A special correspondent follows up on the distressing report of a cow gravely injured when struck by an electric car near Lamanda Park. Bossy was found happily chewing her cud with no sign of injury. As near as can be figured, the trolley ran over the cow’s tether, pulling it taut and forcing the reluctant acrobat to turn a dramatic aerial flip. She seems to have landed safely and forgotten all about her wild adventure, until the cries of do-gooders to the Humane Society roused an interest in her case.

Wounded Man Blows Up Like Balloon, Terrible Injury Causes Weird Effect

March 18, 1907
Los Angeles 
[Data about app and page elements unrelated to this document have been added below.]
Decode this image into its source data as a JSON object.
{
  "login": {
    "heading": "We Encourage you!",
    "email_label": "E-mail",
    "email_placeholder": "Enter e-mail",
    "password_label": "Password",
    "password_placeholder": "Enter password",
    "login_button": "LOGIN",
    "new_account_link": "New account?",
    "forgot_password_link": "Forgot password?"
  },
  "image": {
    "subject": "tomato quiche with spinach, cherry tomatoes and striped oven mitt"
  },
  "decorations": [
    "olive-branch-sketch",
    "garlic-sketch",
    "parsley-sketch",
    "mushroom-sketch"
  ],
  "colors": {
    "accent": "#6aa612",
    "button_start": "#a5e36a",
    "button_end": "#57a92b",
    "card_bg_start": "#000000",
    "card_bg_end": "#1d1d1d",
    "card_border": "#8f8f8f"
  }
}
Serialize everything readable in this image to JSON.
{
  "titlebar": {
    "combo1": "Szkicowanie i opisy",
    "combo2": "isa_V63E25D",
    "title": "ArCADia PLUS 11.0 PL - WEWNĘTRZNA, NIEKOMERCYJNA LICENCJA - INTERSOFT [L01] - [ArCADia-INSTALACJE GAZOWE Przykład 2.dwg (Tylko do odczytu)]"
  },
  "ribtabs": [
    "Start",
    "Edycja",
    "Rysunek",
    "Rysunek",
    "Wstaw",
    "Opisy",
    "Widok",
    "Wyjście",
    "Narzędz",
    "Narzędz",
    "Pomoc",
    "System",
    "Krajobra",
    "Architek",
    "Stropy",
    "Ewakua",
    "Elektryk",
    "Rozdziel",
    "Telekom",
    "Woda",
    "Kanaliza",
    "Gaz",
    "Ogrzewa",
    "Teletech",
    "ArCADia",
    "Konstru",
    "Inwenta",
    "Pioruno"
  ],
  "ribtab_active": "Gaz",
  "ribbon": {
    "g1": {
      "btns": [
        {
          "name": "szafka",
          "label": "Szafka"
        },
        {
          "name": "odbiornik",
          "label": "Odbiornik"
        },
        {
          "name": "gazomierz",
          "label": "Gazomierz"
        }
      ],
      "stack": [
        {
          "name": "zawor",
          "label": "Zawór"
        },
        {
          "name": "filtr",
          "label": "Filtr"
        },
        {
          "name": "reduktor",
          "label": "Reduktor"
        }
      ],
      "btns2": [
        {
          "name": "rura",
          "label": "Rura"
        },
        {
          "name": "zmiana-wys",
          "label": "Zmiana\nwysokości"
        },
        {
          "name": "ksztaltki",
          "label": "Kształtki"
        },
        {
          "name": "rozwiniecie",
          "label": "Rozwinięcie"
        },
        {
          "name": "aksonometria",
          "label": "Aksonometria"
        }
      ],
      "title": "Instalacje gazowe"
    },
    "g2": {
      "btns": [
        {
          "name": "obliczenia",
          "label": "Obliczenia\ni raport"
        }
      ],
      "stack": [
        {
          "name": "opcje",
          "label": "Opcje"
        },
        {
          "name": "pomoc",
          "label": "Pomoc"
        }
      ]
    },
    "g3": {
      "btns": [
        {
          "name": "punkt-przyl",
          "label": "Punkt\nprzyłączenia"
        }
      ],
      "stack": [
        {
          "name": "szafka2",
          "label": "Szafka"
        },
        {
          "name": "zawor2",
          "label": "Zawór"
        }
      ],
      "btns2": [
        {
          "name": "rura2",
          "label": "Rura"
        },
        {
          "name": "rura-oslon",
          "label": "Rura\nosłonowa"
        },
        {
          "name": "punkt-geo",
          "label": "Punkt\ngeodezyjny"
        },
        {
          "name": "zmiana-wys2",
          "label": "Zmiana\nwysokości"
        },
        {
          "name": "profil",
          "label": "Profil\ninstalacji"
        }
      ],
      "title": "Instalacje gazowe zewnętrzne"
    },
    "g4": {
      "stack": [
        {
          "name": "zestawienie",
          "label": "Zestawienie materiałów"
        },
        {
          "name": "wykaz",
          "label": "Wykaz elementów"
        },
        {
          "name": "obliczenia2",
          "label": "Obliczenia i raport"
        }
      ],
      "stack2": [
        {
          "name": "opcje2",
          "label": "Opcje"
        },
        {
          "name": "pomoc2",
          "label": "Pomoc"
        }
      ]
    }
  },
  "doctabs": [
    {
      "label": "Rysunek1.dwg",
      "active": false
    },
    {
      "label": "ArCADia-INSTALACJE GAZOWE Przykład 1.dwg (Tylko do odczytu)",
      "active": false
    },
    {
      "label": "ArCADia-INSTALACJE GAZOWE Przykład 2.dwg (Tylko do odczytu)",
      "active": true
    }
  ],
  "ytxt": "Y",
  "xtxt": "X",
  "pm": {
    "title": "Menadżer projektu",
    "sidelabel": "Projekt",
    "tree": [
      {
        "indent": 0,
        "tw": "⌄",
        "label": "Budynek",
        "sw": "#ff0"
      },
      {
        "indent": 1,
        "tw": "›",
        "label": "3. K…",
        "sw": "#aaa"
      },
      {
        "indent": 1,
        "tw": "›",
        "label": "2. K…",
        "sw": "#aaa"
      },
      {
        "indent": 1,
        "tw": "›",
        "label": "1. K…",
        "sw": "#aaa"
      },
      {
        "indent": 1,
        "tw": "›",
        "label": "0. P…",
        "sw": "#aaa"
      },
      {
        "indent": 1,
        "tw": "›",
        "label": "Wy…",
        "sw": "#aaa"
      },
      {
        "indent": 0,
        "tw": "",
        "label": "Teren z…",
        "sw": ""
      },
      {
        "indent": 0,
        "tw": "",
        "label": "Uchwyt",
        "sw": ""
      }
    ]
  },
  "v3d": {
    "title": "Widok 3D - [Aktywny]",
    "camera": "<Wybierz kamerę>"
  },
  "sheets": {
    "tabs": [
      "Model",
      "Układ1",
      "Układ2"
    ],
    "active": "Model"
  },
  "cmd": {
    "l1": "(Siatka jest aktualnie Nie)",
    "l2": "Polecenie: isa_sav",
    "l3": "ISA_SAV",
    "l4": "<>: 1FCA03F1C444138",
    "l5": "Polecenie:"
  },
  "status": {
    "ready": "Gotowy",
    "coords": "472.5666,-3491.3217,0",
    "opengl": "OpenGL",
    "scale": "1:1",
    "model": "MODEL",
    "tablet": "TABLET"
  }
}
Carlos Perez, an unarmed man shot by an Olvera Street nightwatchman as he walked towards his home on Macy Street last evening, lies tonight in County Hospital, gravely wounded with a bullet puncuring his lung. A gruesome side effect of his injury is that air is seeping beneath his skin, inflating his body like a fleshy balloon. Doctors can press gently on the man’s hands, eyelids and ribcage, causing him to briefly deflate, though he quickly swells up again. 

Dr. Barber, the hospital superintendent, says that he has seen victims who suffer minor inflation around their injuries, but never someone whose entire body becomes so like a balloon. Doctors hesitate to puncture Perez’ skin for fear of introducing an infection, and so the poor man suffers the strange sensation of constant pressure from within. His outlook is uncertain.

Richard D. Birch, nightwatchman for the Merchant’s Fire Dispatch, has given conflicting statements regarding the shooting, and will surely face manslaughter charges should his victim perish.

Below, Olvera Street circa 1890